╭─ Input data

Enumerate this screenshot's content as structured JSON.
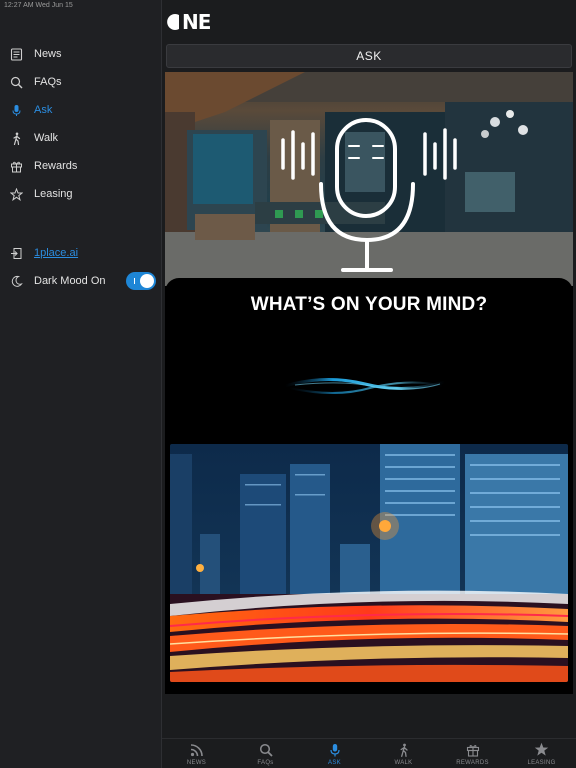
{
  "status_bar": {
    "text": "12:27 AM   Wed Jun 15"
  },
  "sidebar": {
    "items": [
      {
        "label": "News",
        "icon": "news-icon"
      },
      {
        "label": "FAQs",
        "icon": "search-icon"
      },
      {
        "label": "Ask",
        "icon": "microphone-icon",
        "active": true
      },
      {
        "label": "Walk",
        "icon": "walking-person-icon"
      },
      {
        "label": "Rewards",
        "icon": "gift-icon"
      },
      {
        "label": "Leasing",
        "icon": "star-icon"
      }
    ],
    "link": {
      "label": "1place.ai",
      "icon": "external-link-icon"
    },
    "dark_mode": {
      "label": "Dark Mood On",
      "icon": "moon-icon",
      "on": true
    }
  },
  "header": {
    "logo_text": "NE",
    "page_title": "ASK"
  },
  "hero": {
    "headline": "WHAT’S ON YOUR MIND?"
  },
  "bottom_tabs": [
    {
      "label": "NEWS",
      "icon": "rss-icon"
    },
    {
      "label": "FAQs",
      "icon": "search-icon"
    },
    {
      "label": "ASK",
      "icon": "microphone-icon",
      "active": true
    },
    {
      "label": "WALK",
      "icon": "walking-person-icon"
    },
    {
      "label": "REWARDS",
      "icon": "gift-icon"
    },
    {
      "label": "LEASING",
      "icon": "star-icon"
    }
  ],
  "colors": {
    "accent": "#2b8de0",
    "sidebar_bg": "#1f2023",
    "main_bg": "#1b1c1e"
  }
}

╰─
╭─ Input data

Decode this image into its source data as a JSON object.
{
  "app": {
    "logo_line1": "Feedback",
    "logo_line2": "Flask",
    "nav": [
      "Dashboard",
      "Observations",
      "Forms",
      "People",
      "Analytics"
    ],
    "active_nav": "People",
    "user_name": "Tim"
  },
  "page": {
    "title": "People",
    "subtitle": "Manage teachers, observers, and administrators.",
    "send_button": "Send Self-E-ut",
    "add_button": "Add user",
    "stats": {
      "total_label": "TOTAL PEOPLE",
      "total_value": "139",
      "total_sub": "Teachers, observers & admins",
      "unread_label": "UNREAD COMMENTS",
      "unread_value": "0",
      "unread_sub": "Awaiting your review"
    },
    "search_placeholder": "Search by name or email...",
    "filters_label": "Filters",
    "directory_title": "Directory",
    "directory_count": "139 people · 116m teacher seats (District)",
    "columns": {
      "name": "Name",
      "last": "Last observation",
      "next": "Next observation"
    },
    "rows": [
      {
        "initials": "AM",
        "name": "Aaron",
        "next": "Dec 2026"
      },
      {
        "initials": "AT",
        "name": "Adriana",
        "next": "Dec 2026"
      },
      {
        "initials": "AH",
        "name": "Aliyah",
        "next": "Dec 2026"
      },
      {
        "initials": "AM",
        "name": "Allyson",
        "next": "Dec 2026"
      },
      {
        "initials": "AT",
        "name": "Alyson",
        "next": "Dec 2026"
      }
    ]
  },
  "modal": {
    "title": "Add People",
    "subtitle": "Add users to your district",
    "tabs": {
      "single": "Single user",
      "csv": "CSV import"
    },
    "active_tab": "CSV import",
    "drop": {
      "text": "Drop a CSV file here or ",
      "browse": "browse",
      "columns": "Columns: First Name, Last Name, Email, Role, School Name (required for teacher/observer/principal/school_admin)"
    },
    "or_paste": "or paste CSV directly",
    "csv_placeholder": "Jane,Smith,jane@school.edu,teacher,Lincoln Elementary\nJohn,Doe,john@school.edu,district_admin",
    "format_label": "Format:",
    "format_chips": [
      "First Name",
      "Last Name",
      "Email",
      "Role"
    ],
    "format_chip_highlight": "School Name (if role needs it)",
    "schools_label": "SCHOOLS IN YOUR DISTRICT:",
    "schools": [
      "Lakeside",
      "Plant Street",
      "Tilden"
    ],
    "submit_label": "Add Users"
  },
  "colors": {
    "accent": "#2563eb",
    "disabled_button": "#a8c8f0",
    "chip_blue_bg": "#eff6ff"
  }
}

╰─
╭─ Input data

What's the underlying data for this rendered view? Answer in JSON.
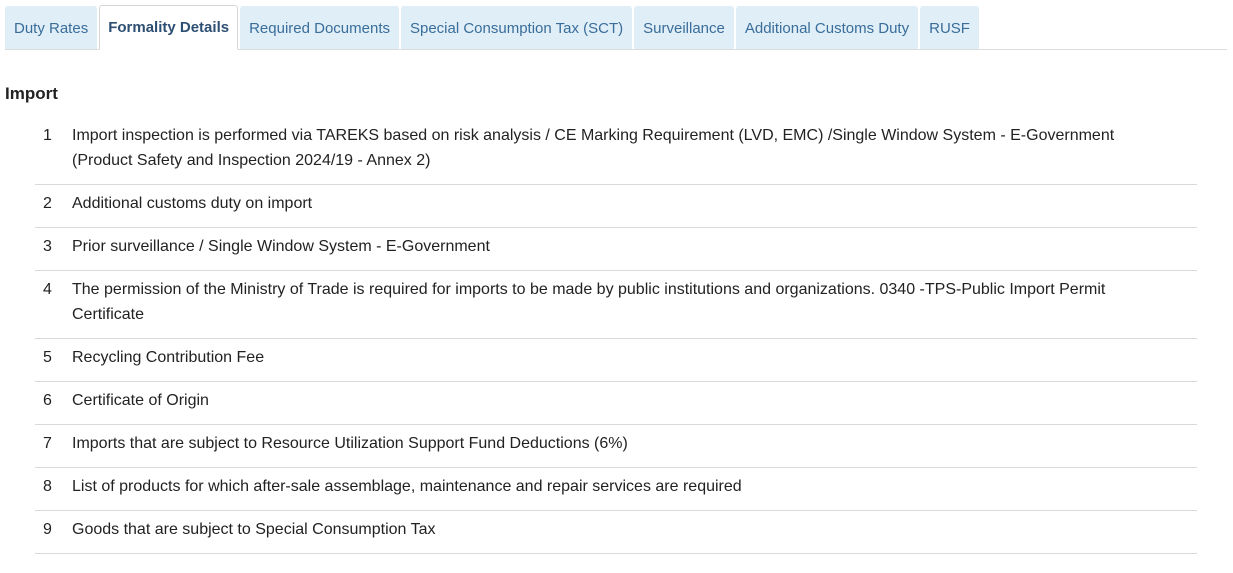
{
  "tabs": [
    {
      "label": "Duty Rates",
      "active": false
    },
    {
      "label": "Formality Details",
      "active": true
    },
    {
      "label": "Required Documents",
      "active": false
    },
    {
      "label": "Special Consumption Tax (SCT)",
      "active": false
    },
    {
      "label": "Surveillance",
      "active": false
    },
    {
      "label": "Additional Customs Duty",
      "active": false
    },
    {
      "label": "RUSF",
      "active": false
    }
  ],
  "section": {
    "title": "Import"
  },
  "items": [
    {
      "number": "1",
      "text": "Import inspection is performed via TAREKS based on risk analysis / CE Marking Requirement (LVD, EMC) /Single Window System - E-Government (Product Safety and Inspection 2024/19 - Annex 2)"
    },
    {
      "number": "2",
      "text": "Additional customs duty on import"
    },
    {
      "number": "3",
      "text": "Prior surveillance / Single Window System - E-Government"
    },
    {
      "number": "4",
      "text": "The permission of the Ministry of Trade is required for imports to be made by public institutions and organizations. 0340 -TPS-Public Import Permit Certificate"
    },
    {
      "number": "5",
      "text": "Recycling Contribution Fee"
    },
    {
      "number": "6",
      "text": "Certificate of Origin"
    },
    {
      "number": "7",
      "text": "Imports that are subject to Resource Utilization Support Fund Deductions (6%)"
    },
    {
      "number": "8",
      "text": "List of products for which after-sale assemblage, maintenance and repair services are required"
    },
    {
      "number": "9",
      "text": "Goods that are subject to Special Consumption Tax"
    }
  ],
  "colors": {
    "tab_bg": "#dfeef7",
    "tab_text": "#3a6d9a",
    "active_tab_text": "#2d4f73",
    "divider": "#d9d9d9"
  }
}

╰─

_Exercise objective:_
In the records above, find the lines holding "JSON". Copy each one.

_Written response:_
Enumerate this screenshot's content as structured JSON.
Decode this image into its source data as a JSON object.
What's the underlying data for this rendered view? Answer in JSON.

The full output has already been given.